## What you will do
Restate all data exactly. No images.

Data extracted from a collection
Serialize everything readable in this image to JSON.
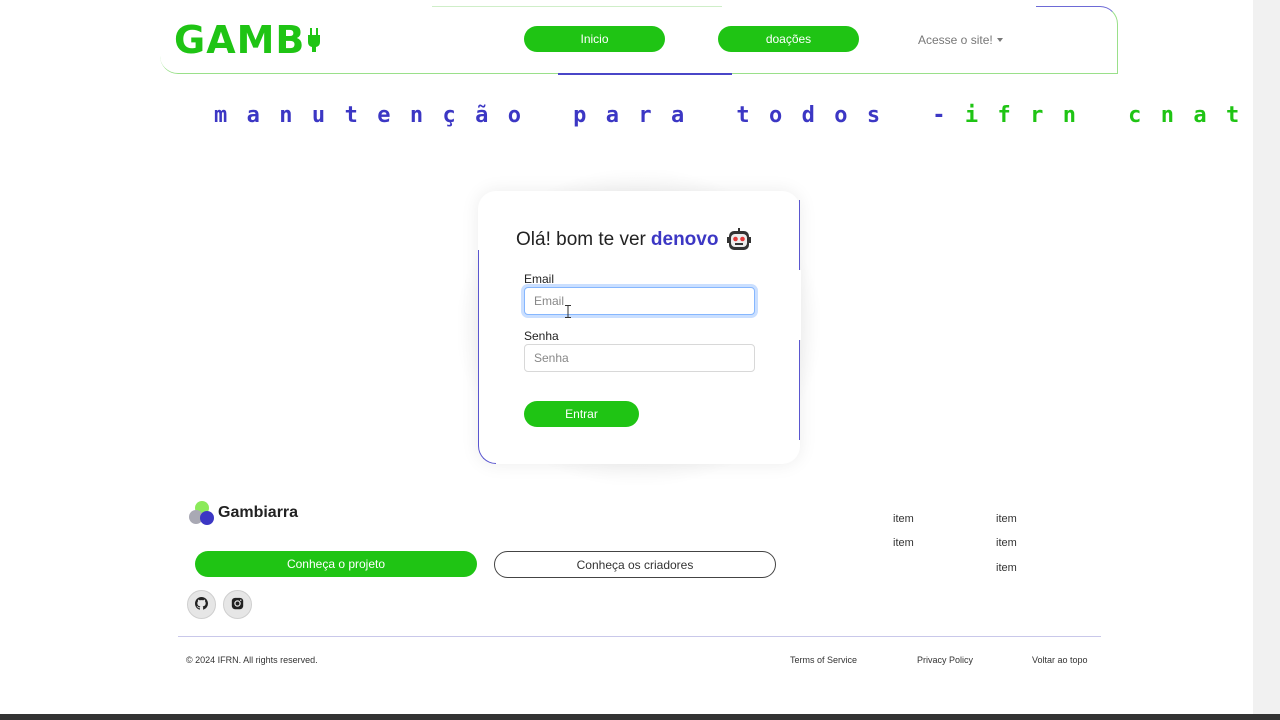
{
  "header": {
    "logo_text_green": "GAMB",
    "logo_text_gray": "",
    "nav": {
      "inicio": "Inicio",
      "doacoes": "doações",
      "dropdown": "Acesse o site!"
    }
  },
  "banner": {
    "text_main": "manutenção para todos -",
    "text_green": "ifrn cnat"
  },
  "login": {
    "title_prefix": "Olá! bom te ver",
    "title_accent": "denovo",
    "email_label": "Email",
    "email_placeholder": "Email",
    "senha_label": "Senha",
    "senha_placeholder": "Senha",
    "submit": "Entrar"
  },
  "footer": {
    "brand": "Gambiarra",
    "btn_projeto": "Conheça o projeto",
    "btn_criadores": "Conheça os criadores",
    "links_col1": [
      "item",
      "item"
    ],
    "links_col2": [
      "item",
      "item",
      "item"
    ],
    "copyright": "© 2024 IFRN. All rights reserved.",
    "bottom_links": {
      "terms": "Terms of Service",
      "privacy": "Privacy Policy",
      "top": "Voltar ao topo"
    }
  },
  "icons": {
    "plug": "plug-icon",
    "robot": "robot-icon",
    "github": "github-icon",
    "instagram": "instagram-icon",
    "caret": "chevron-down-icon",
    "cursor": "text-cursor-icon"
  },
  "colors": {
    "green": "#1fc414",
    "indigo": "#3c37c4"
  }
}
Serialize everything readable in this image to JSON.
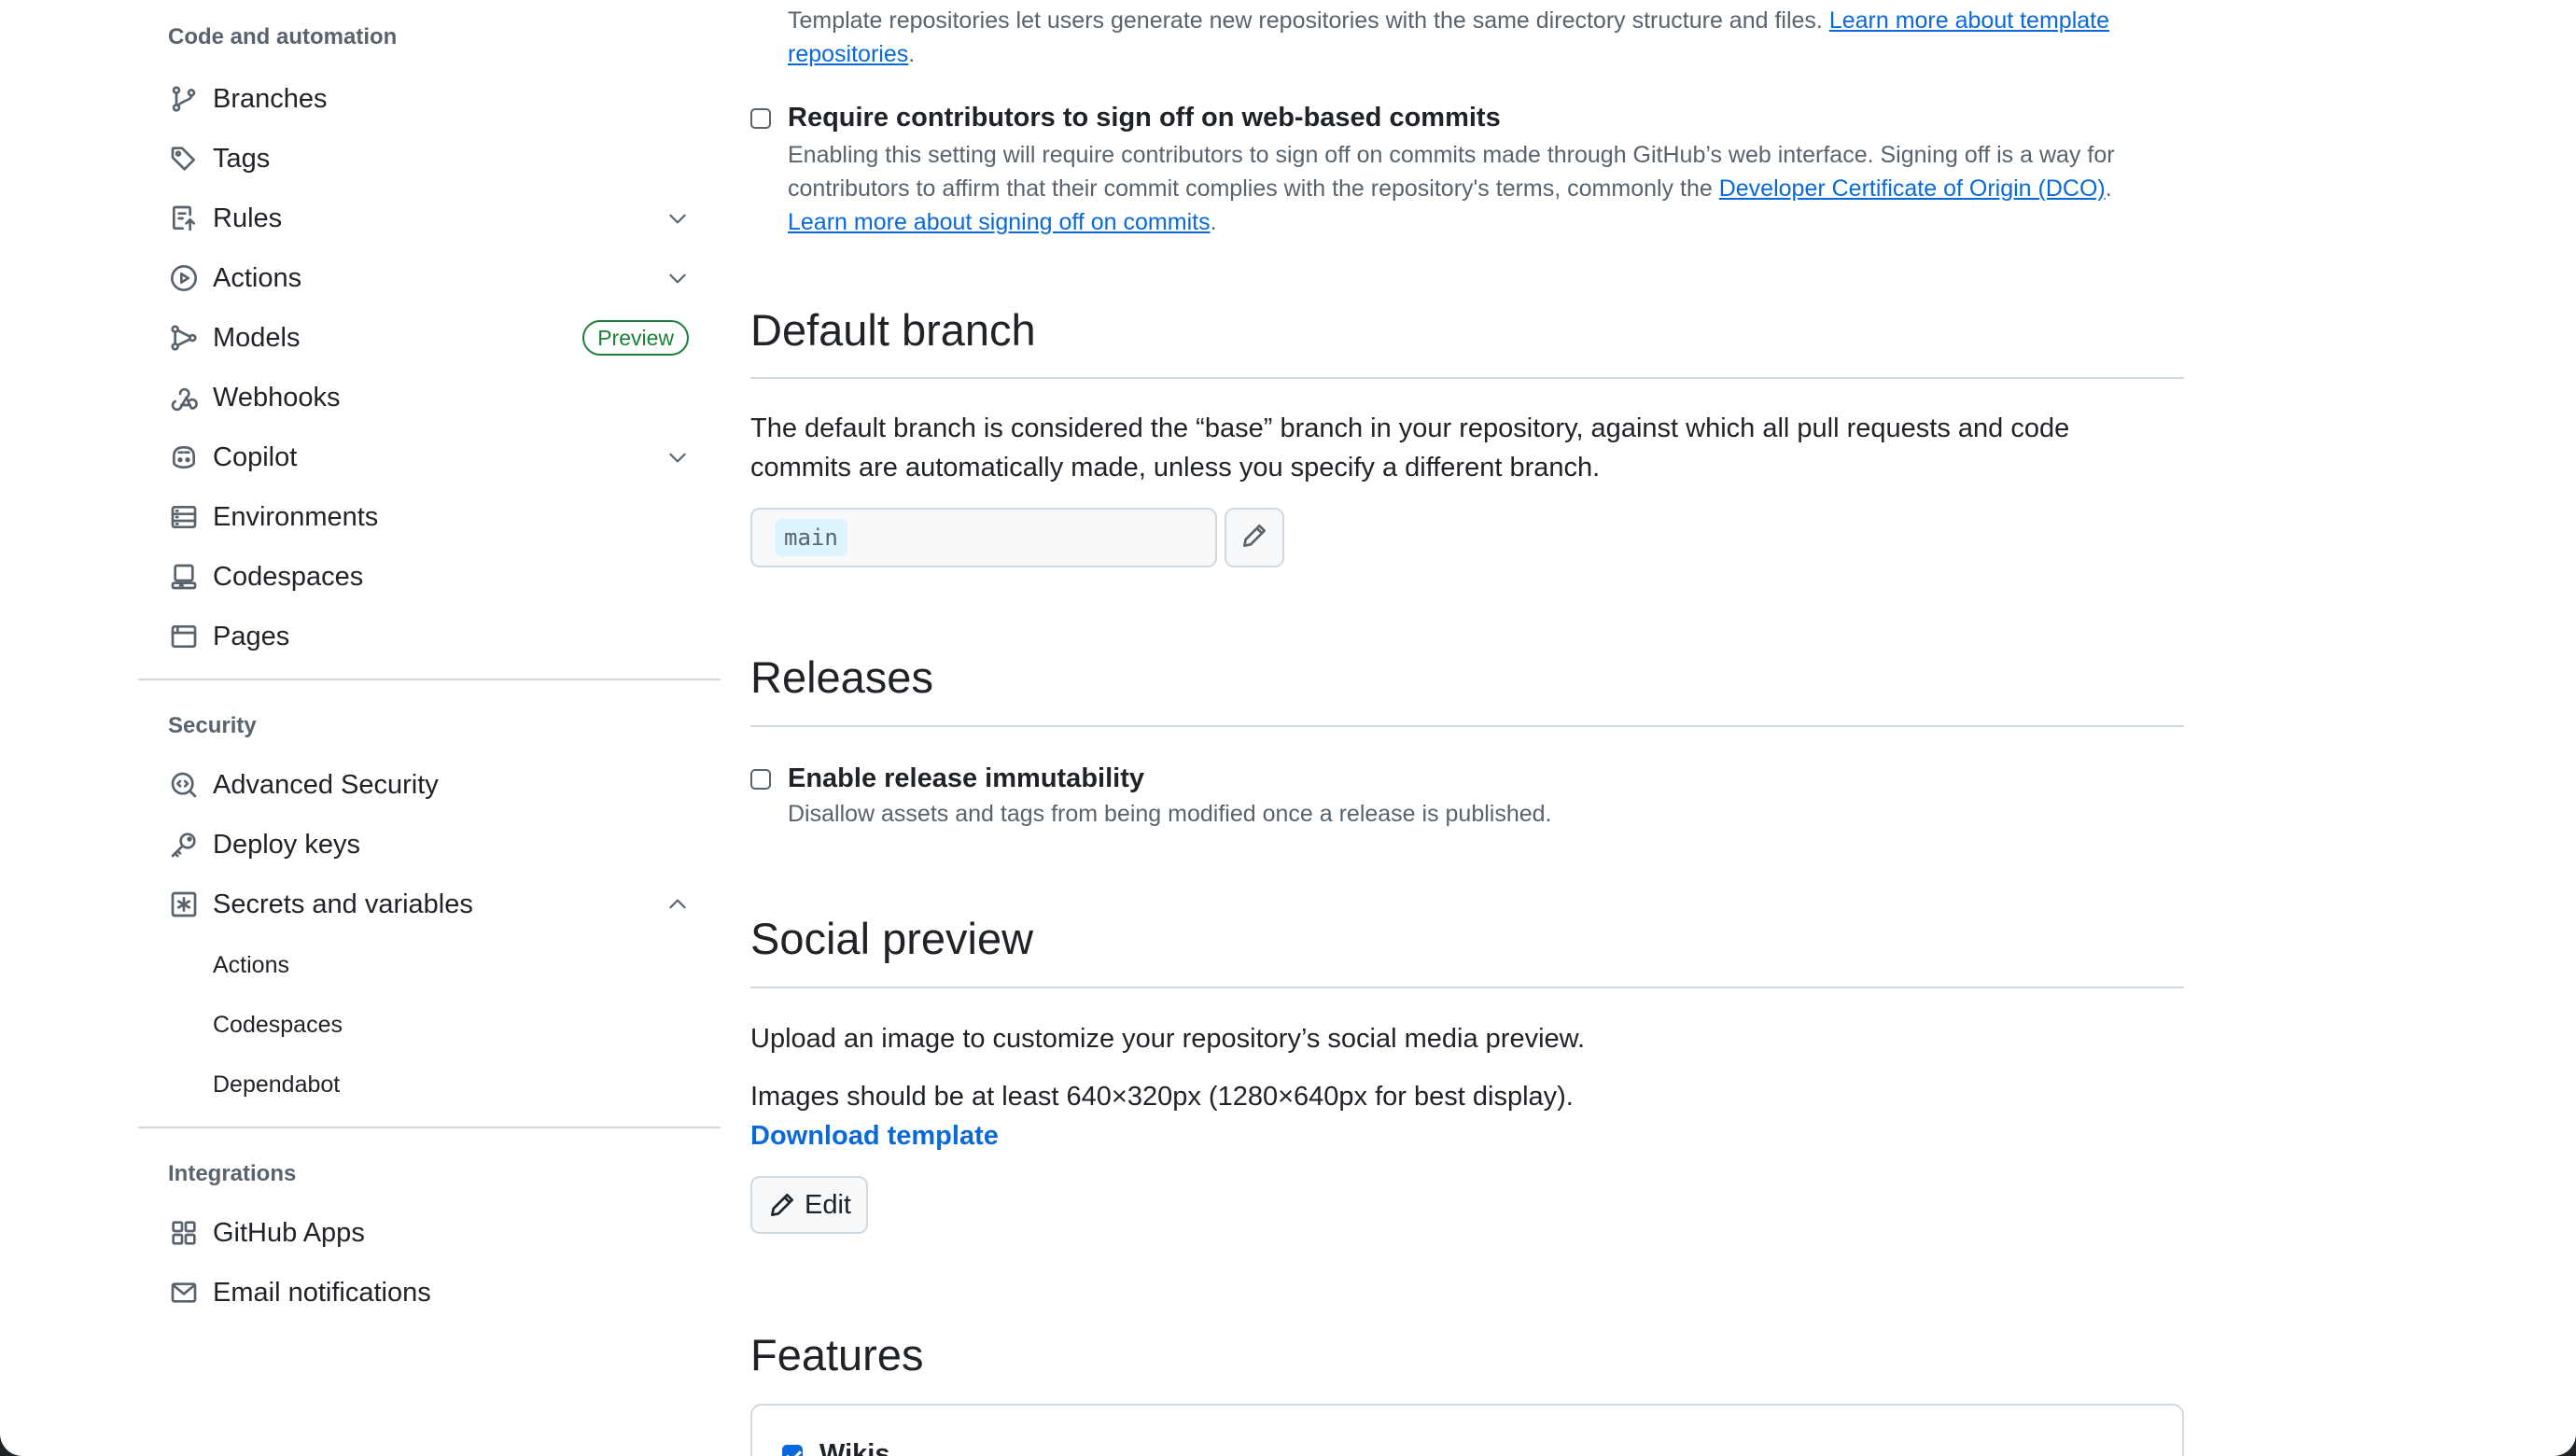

## Your solution
Serialize everything readable in this image to JSON.
{
  "header": {
    "logo_text_green": "GAMB",
    "logo_text_gray": "",
    "nav": {
      "inicio": "Inicio",
      "doacoes": "doações",
      "dropdown": "Acesse o site!"
    }
  },
  "banner": {
    "text_main": "manutenção para todos -",
    "text_green": "ifrn cnat"
  },
  "login": {
    "title_prefix": "Olá! bom te ver",
    "title_accent": "denovo",
    "email_label": "Email",
    "email_placeholder": "Email",
    "senha_label": "Senha",
    "senha_placeholder": "Senha",
    "submit": "Entrar"
  },
  "footer": {
    "brand": "Gambiarra",
    "btn_projeto": "Conheça o projeto",
    "btn_criadores": "Conheça os criadores",
    "links_col1": [
      "item",
      "item"
    ],
    "links_col2": [
      "item",
      "item",
      "item"
    ],
    "copyright": "© 2024 IFRN. All rights reserved.",
    "bottom_links": {
      "terms": "Terms of Service",
      "privacy": "Privacy Policy",
      "top": "Voltar ao topo"
    }
  },
  "icons": {
    "plug": "plug-icon",
    "robot": "robot-icon",
    "github": "github-icon",
    "instagram": "instagram-icon",
    "caret": "chevron-down-icon",
    "cursor": "text-cursor-icon"
  },
  "colors": {
    "green": "#1fc414",
    "indigo": "#3c37c4"
  }
}
Serialize everything readable in this image to JSON.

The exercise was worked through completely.